The government's speedy return of those Sri Lankans who have been screened out (which still accounts for only one-sixth of all Sri Lankan arrivals) have caught refugee advocates on the hop. Sri Lankans often have been whisked back home within 48 hours of their arrival, before they appear on any databases or can be contacted by refugee groups.
This appears to be a deliberate strategy aimed an ensuring that the process is not subject to legal scrutiny. When the lawyers do get involved, the government retreats.
Michaela Byers, a migration law expert, says since July she has represented 16 Sri Lankans who had been screened out but each time she went to bring the cases to the Federal Magistrates Court, the government changed its mind, allowing them to stay in the country.
``We've never had the chance to test this procedure in a court, they never let it get that far,'' she says.
Similarly when refugee lawyers went to the High Court this week to challenge the screening out of 56 Tamil men, the government retreated, giving the men another chance at proving their asylum claims.
After the High Court's rejection of the Malaysia Solution last year, the government is wary of subjecting itself to a legal ruling that may close down its ability to send large numbers of Sri Lankans home.
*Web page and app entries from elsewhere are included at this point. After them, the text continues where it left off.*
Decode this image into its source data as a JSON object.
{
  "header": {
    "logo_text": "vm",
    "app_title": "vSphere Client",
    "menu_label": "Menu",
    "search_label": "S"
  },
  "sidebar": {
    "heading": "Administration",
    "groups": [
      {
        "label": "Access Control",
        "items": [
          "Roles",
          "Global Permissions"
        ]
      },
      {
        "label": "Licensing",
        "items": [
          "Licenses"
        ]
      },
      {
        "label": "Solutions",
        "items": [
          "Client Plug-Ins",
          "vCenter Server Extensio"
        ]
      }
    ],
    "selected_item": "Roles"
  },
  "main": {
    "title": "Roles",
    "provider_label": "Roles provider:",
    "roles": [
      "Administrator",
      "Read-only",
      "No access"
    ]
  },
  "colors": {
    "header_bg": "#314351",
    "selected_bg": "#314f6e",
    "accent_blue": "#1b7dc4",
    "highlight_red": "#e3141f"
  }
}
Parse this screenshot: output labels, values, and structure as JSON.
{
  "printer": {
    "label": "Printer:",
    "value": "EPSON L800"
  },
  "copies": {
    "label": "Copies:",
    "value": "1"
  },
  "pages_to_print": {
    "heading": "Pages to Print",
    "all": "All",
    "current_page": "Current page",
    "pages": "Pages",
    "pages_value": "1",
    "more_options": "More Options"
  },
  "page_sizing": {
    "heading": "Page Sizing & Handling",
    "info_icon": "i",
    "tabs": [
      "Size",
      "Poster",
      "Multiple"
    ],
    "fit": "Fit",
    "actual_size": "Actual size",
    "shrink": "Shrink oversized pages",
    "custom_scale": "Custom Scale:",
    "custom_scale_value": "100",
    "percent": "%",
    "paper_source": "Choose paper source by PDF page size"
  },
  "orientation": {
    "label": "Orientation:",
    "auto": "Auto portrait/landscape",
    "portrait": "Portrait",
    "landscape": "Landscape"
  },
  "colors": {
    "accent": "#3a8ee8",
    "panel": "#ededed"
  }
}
Instead, it intends to try to deport screened-out Sri Lankans quickly before refugee lawyers can act.
The opposition does not oppose the deportations it argues that all boats from Sri Lanka should be turned back.
But opposition immigration spokesman Scott Morrison says this controversy is Labor's fault because it was the consequence of flawed border protection policies.
``Once again, this screening-out policy has always been an injunction waiting to happen,'' he says.
There is no sign of a solution in this stand-off over Sri Lankans arrivals, which are now running at 1200 a month.
The government hopes the sight of so many Sri Lankans returning home will destroy the sophisticated people-smuggling networks that have emerged there, powered by smugglers who make false claims about work opportunities in Australia.
``With more than 700 Sri Lankans returned both voluntarily and involuntarily within the last couple of months, we'd like to think it is starting to make a difference, but people-smugglers will continue to do everything they can to maintain their trade,'' says Bowen.
But Rintoul says his group will use the courts to try to stymie the government's new approach.
``We will continue to do this case by case as long as it is necessary,'' he says.
The scene is set for a prolonged battle between those who believe the government is playing tough but fair in its bid to slow down the flow of asylum-seekers, and those who fear the end is now justifying the means.
Refugees Global Press Review
Compiled by Media Relations and Public Information Service, UNHCR
For UNHCR Internal Distribution